22 June 2022

As part of the webinar series on ECCE and Privatisation, OMEP- RTE organised a seminar on 31 May 2022 in partnership with the UNESCO GEM Report on the theme ’Understanding the role and influence of Non–State Actors in early childhood care and education'. 

The seminar began with the introductory remarks of Mercedes Mayol Lassalle, OMEP’s World President. Mercedes briefed the background to the webinar series and set the context of the seminar.  Highlighting the tremendous growth in the private sector in ECCE and its challenges, she emphasised the need for understanding the role of non-state actors in ECCE and the potential impact on equal access. 

The main speaker of the seminar, Anna Cristina D’Addio, Senior Policy Analyst from UNESCO Global Education Monitoring Report, presented the major findings and recommendations of the 2021/22 GEM Report.  Some of the key findings which Anna emphasised in the report include:

  • Non-state actors lead care and education services for children under age three. Non-state provision is increasing in pre-primary education, up from 28.5% in 2000 to 37% in 2019. In Oceania, some countries have close to 100% of preschool students enrolled in non-state institutions. 

  • Rural and poorer children have much lower rates of access to non-state provision as non-state actors address demands in urban areas. On the other hand, in certain urban areas only non-state ECCE provisions are available, which are not accessible to poorer urban children  as the cost is too high.

  • Women often pay the price for weak public provision of ECCE. For example in Europe, women pay more than three times more for unpaid care work than men. 

  • Regulation has a weak focus on quality and equity. 

Anna’s recommendations included designing laws, policies, and programmes with an equity and inclusion perspective, and maintaining the transparency and integrity of the public education policy process to block vested interests. 

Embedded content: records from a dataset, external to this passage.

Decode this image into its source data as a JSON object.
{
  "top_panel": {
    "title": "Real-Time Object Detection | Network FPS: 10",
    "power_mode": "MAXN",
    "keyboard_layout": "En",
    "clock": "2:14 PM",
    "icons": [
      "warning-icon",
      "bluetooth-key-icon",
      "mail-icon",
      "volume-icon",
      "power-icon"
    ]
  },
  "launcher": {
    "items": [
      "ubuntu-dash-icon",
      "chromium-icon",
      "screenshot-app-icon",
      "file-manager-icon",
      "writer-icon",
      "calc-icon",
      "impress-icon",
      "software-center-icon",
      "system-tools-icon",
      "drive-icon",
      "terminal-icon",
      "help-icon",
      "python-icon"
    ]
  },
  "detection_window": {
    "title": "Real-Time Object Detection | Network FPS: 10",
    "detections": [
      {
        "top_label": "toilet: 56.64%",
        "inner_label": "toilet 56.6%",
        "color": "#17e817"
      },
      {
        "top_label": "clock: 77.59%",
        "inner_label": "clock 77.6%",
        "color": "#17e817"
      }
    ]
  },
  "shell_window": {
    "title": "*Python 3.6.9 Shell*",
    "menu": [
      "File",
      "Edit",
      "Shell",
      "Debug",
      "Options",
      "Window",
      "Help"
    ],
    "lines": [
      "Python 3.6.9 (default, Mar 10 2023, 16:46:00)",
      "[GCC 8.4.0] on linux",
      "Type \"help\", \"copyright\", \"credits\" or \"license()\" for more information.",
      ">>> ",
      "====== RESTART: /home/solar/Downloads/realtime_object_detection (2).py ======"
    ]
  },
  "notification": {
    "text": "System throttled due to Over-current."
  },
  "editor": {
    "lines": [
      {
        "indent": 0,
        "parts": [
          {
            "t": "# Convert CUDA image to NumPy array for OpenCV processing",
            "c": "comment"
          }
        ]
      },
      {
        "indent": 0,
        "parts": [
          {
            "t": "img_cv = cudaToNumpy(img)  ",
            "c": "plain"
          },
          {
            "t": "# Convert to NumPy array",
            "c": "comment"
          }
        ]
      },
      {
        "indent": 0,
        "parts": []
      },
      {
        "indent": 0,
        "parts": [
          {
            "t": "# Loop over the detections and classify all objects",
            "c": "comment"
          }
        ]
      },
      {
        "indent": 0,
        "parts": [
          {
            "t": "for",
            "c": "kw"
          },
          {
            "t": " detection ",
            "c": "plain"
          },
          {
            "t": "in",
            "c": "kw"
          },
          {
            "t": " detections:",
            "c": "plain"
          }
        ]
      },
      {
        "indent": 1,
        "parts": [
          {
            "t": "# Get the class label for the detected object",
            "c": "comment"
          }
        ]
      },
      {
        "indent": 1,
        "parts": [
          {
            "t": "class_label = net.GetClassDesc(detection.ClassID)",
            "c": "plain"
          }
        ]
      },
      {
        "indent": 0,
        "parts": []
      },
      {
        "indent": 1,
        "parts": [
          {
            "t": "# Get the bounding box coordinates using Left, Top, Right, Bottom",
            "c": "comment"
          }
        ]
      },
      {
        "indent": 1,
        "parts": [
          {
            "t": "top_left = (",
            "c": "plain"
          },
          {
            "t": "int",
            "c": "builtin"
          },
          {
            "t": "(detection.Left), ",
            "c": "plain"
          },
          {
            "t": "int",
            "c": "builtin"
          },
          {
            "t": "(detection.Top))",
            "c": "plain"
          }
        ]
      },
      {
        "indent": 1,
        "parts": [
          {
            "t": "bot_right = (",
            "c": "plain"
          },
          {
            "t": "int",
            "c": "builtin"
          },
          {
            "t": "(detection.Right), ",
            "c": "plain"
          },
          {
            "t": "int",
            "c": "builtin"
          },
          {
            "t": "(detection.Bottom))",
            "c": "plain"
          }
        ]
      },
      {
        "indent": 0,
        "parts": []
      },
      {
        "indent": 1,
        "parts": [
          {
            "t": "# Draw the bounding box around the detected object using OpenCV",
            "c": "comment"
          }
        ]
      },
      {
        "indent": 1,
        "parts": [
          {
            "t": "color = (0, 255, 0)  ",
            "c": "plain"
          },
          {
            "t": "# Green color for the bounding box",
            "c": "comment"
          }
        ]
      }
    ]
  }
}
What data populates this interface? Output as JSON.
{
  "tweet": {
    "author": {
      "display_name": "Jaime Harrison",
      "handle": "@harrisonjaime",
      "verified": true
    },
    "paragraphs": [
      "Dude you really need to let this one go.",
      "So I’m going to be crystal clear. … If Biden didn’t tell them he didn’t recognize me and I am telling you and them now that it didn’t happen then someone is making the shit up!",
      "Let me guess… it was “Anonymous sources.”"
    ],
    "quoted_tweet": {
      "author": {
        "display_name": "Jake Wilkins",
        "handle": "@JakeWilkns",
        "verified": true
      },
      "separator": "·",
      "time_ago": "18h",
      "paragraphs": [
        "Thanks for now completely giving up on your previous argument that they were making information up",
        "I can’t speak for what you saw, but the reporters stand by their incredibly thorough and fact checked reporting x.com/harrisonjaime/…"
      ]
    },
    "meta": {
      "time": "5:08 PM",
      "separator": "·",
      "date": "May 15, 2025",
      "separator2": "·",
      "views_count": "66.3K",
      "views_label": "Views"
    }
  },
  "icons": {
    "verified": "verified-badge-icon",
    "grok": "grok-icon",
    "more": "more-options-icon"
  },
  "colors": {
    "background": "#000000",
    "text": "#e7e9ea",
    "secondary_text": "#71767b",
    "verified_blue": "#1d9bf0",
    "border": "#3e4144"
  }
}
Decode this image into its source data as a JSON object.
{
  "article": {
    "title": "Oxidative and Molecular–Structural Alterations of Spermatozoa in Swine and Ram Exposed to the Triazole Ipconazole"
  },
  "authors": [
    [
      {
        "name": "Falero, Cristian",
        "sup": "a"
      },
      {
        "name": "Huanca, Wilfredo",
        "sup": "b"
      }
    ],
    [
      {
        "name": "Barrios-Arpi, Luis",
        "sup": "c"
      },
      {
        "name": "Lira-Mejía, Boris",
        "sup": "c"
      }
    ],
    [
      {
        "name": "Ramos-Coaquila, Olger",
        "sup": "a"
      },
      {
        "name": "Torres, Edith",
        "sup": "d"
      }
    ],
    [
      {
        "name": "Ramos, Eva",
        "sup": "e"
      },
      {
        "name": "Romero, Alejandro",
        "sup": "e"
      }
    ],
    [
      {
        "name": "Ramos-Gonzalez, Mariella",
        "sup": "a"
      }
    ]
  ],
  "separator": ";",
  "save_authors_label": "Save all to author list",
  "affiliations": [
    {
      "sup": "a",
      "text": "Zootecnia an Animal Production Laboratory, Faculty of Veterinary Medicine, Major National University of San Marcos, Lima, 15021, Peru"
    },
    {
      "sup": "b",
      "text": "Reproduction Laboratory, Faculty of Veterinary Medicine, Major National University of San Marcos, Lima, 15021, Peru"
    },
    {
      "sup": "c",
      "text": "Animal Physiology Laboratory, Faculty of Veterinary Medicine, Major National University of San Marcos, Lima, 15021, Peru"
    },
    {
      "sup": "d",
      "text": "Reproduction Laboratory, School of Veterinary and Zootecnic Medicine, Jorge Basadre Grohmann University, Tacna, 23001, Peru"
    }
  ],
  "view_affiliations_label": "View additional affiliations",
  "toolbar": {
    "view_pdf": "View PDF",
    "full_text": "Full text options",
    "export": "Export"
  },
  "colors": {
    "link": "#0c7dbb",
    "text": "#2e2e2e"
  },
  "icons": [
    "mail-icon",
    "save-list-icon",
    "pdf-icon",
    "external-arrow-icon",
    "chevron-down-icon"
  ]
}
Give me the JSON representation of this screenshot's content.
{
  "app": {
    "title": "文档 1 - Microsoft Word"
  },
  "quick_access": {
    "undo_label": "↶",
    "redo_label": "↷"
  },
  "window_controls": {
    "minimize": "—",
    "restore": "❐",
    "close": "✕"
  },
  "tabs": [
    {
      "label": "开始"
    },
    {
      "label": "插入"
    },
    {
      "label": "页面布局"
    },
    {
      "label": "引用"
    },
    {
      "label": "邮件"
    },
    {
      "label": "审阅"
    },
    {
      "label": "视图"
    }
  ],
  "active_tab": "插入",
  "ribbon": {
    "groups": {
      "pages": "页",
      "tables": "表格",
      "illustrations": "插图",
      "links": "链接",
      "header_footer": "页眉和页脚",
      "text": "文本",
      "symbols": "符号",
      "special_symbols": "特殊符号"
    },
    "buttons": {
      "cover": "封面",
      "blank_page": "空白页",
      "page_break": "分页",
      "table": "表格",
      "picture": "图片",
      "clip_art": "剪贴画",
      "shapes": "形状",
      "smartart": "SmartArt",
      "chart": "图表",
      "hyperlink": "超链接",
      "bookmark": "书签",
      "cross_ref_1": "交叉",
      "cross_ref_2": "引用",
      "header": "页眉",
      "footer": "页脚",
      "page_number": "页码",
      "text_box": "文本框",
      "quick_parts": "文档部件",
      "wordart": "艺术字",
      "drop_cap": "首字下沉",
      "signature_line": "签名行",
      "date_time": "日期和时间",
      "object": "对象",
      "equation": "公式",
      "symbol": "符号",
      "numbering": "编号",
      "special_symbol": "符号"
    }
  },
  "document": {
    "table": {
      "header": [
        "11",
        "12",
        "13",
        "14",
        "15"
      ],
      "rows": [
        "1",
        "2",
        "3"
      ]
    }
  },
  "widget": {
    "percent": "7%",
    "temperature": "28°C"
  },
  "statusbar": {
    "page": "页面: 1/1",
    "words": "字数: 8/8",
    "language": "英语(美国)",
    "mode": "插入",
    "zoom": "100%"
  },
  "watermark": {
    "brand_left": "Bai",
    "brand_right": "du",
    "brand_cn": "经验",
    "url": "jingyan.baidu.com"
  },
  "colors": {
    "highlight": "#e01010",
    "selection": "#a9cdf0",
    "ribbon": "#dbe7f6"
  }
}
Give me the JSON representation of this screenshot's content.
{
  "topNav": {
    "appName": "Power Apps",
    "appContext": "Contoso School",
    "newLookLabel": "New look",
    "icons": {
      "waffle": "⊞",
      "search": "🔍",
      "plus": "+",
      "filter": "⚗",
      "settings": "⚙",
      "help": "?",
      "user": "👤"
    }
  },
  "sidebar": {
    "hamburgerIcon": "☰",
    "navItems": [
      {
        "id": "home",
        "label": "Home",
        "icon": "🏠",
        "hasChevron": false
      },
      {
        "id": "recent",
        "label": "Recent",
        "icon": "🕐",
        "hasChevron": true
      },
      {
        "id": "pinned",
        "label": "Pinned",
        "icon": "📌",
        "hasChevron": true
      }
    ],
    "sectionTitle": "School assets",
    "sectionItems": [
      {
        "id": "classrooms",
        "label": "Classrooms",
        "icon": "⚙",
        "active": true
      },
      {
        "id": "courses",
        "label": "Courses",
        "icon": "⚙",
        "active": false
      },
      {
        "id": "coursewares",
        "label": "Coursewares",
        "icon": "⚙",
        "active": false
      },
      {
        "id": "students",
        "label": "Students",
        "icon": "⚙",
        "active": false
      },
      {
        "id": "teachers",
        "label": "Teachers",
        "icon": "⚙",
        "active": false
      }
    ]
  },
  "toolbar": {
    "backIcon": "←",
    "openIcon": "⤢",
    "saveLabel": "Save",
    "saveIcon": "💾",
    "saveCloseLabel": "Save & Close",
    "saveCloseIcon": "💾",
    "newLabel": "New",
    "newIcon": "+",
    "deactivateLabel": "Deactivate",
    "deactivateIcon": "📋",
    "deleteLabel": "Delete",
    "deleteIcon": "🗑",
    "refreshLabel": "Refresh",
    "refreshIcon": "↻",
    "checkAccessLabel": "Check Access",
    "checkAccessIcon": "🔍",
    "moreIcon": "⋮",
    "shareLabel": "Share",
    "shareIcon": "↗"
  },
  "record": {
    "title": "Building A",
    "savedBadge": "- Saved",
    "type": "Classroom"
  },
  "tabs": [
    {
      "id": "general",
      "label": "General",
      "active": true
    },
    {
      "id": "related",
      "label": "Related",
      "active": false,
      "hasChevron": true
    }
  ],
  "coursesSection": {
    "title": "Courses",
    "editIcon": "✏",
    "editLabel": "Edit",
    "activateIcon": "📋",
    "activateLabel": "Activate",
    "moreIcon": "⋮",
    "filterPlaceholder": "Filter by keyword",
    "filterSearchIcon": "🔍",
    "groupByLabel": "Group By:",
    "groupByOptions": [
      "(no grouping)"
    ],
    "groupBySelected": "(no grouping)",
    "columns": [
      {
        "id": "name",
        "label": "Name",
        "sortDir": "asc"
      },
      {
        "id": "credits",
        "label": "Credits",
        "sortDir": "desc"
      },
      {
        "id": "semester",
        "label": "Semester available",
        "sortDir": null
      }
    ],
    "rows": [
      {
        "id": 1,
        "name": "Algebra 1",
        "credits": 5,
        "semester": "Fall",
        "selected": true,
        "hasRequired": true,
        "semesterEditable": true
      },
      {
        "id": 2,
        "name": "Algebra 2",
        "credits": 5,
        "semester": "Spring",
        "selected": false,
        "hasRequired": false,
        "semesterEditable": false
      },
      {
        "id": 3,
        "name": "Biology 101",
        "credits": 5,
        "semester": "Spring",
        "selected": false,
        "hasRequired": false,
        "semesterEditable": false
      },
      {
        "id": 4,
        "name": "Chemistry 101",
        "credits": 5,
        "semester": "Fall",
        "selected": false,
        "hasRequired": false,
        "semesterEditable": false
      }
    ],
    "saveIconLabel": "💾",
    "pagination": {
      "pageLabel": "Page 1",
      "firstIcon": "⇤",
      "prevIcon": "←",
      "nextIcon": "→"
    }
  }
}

Aleksandra Jovic, Early Childhood Development Specialist in UNICEF Europe and Central Asia Regional Office, who responded and reflected on the GEM report, emphasised strongly the need for a regulatory mechanism. 

Finally, RTE’s Director Delphine Dorsi provided the concluding remarks, and stressed the importance of this topic in view of achieving SDG4. Delphine further highlighted some of the key issues like the high cost of non-state provision and burden on the women and emphasised the need for strengthening the public provision with adequate financing and a strong legal framework that upholds accountability of the State. 


Watch the full webinar below: